Nastya: Yes, that’s our second such attempt. The first clip we shot from beginning to end on vacation in Goa. With this one, we had help from friends, though we directed and edited it ourselves. In other words, all the post-production is us.
Kolya: We’re having another video come out for the track Vacuum soon – it’s going to be great, it’s been ready now for a month and a half. We’re waiting for the label to okay everything.
Why did you decide to step away from the gloomy themes finally?
Kolya: It’s the times (laughs).
Nastya: That all comes from within, but from surroundings as well.
Does the underworld attract you? Do you believe in reincarnation?
Kolya: I’m not attracted to the underworld. I don’t believe in reincarnation and other esoteric types of fear-based thinking. Death is the thing that forces me to act, because it will inevitably come.
Nastya: Kolya and I studied at the same university, at РГГУ*, to be translators. Kolya was already into music, he was doing a harsh kind of dubstep. At that point it was just him singing and he needed a female vocalist. I tried to sing. Soon we got tired of it because the music was very morose and not very extroverted.
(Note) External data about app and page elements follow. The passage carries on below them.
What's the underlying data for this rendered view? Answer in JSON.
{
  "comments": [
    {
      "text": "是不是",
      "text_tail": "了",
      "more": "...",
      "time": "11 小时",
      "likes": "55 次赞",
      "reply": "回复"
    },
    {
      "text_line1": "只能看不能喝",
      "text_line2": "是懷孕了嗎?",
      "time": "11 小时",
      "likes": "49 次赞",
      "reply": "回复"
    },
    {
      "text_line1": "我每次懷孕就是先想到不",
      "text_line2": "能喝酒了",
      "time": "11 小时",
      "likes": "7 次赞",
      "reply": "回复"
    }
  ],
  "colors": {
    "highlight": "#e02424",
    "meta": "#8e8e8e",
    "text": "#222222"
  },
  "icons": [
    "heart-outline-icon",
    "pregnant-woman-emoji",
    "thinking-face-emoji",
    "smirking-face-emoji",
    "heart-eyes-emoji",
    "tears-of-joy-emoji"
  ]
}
Kolya: I started with the projects Oceania, which is still active. But honestly, it’s better not to hear it. It was all too constrained into a frame. “You have to do it like this, and no other way.” Then I was suffering from some sort of academicism. The whole spectrum, everything about it. When we got tired of it, we started writing some weird sketches, and then the track Quartz came about. We decided we need a new project because the track just wasn’t fitting in.
Did you have some sort of additional education or was it all self-taught?
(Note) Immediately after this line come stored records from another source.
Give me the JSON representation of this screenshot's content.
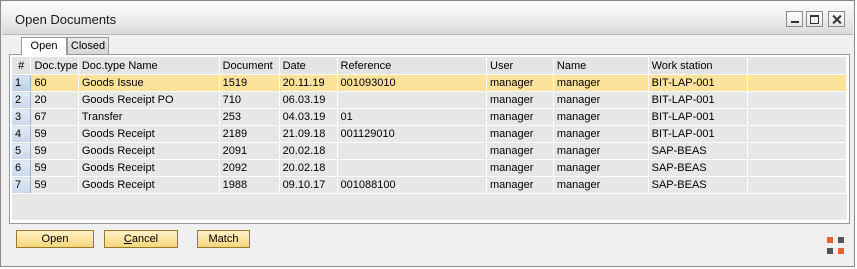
{
  "window": {
    "title": "Open Documents"
  },
  "tabs": [
    {
      "label": "Open"
    },
    {
      "label": "Closed"
    }
  ],
  "table": {
    "columns": [
      "#",
      "Doc.type",
      "Doc.type Name",
      "Document",
      "Date",
      "Reference",
      "User",
      "Name",
      "Work station"
    ],
    "rows": [
      [
        "1",
        "60",
        "Goods Issue",
        "1519",
        "20.11.19",
        "001093010",
        "manager",
        "manager",
        "BIT-LAP-001"
      ],
      [
        "2",
        "20",
        "Goods Receipt PO",
        "710",
        "06.03.19",
        "",
        "manager",
        "manager",
        "BIT-LAP-001"
      ],
      [
        "3",
        "67",
        "Transfer",
        "253",
        "04.03.19",
        "01",
        "manager",
        "manager",
        "BIT-LAP-001"
      ],
      [
        "4",
        "59",
        "Goods Receipt",
        "2189",
        "21.09.18",
        "001129010",
        "manager",
        "manager",
        "BIT-LAP-001"
      ],
      [
        "5",
        "59",
        "Goods Receipt",
        "2091",
        "20.02.18",
        "",
        "manager",
        "manager",
        "SAP-BEAS"
      ],
      [
        "6",
        "59",
        "Goods Receipt",
        "2092",
        "20.02.18",
        "",
        "manager",
        "manager",
        "SAP-BEAS"
      ],
      [
        "7",
        "59",
        "Goods Receipt",
        "1988",
        "09.10.17",
        "001088100",
        "manager",
        "manager",
        "SAP-BEAS"
      ]
    ]
  },
  "buttons": {
    "open": "Open",
    "cancel_first": "C",
    "cancel_rest": "ancel",
    "match": "Match"
  },
  "colors": {
    "selected_row": "#fde29b",
    "button": "#f5d67a",
    "corner_icon": "#e8622c"
  }
}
Kolya: I was studying sound engineering, but it probably hindered more than helped. It took up a lot of time.
Nastya: I never studied it but as far as I remember I have always been singing. My mom is an opera singer. To be honest, I’ve always had a complex because of that – anytime I went anywhere, everyone would say, “Oh! Your mom is an opera singer, sing something for us!” By the way, she likes our music – I’ve got an open-minded woman!
Kolya: Well, yes but we don’t really listen to them. I couldn’t even tell you the name of any one of their tracks, to be honest.
It’s just that I have read somewhere that people are calling you the Russian Crystal Castles.
Kolya: About the comparison – it doesn’t feel good. We never liked them, nor did we ever listen to them. We are worldwide IC3PEAK, not “Russian Crystal Castles.”
So what do you like? What have you been listening to lately?
Kolya: The last thing that really got me was The Knife and their album Shaking the Habitual. I started to get really into them – I didn’t listen to them before.
Nastya: Besides music, they have really amazing performances.
They are over as well, by the way.
Kolya: Yes, and RIP to Death Grips, they are all dying out.
Nastya: Besides that, we like stuff from the label PC Music, like Hannah Diamond and Sophie. They have a completely different aesthetic, it’s such dance-y music that you just can’t dance to. They’re probably being ironic.
Should we be expecting any new releases from you anytime soon?
Nastya: We have plans to raise a lot of money through crowdfunding for a new album. So, no, not really.
Kolya: Yes, there will be another EP, and then we’ll get busy for a full length album. All the musicians are doing it like that, collecting money for a release, as if it’s necessary.
Original article can be found at http://www.m24.ru/articles/58395
РГГУ or Российский государственный гуманитарный университет – RSUH, Russian State University of Humanities in Moscow, Russia